U.S. Classification180/446, 701/41
International ClassificationB62D5/04, B62D5/06
Cooperative ClassificationB62D5/0478, B62D5/046
European ClassificationB62D5/04P2, B62D5/04P4B
Legal Events
DateCodeEventDescription
Jan 10, 2000FPAYFee payment
Year of fee payment: 12
Jan 11, 1996FPAYFee payment
Year of fee payment: 8
Dec 30, 1991FPAYFee payment
Year of fee payment: 4
Mar 5, 1987ASAssignment
Owner name: MITSUBISHI DENKI KABUSHIKI KAISHA, 2-3, MAUNOUCHI

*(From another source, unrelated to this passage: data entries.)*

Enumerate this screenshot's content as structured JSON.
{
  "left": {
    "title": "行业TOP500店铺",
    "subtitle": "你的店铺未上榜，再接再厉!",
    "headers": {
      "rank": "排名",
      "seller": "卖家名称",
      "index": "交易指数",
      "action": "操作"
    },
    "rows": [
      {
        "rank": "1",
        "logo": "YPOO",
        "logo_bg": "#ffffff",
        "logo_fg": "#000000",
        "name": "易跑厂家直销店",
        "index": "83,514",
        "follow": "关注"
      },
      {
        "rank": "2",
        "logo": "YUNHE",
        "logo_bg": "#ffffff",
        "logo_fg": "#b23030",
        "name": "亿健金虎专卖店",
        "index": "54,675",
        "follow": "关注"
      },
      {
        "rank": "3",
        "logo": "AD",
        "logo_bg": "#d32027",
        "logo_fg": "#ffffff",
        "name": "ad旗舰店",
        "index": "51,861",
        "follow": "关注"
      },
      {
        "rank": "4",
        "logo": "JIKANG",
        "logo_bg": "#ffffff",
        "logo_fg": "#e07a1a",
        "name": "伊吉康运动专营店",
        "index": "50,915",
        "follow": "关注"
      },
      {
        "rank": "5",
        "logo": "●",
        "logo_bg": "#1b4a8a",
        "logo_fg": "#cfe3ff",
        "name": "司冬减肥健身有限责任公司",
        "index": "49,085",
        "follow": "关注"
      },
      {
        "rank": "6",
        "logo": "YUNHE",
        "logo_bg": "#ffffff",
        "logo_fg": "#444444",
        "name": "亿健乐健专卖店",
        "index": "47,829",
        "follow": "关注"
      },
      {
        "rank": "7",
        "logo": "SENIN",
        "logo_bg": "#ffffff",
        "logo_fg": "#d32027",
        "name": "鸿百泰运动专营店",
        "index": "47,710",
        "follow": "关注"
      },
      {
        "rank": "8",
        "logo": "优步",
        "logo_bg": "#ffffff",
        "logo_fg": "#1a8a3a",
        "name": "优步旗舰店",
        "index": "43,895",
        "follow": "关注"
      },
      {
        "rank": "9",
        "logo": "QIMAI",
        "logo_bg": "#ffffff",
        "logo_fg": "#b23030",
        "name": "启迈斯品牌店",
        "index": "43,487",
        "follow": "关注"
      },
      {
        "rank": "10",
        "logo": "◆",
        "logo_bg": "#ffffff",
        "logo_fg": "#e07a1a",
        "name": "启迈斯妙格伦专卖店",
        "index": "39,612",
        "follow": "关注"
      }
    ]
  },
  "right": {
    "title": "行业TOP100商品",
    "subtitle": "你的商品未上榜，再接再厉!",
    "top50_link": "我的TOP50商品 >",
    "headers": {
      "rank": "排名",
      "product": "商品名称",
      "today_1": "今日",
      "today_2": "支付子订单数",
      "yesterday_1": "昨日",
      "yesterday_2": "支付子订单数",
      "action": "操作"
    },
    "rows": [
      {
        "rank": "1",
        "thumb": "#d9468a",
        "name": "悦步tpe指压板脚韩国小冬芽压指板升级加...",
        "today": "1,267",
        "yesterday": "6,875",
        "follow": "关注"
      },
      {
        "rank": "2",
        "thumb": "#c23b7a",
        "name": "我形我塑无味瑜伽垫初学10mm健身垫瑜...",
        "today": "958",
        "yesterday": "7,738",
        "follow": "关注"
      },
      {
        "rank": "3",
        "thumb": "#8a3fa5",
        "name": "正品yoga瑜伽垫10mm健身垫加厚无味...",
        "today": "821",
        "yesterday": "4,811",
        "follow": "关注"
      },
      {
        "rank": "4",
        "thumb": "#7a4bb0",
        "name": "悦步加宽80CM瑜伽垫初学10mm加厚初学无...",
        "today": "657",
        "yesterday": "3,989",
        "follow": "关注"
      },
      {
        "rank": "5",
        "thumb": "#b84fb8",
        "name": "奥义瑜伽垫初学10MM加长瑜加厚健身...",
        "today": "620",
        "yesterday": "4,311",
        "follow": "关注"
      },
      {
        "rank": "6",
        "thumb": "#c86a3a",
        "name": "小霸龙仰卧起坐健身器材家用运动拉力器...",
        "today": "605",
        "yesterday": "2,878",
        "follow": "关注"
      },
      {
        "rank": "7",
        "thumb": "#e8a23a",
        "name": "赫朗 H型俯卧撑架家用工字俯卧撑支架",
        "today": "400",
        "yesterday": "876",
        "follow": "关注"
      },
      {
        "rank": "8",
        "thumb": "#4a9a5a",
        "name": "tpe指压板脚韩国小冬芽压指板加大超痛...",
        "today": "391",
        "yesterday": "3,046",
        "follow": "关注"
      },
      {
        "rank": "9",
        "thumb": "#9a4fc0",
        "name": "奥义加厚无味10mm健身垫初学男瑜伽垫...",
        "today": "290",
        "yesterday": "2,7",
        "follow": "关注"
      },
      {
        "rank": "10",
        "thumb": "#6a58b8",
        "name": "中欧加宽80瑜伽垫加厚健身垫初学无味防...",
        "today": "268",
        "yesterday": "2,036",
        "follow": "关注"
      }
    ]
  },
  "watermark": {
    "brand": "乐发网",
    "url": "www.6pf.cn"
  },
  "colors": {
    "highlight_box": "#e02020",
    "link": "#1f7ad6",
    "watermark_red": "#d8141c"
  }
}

Free format text: ASSIGNMENT OF ASSIGNORS INTEREST.;ASSIGNORS:MORISHITA, MITSUHARU;HARA, TADAYUKI;KOHGE, SHINICHI;ANDOTHERS;REEL/FRAME:004675/0423
Effective date: 19870218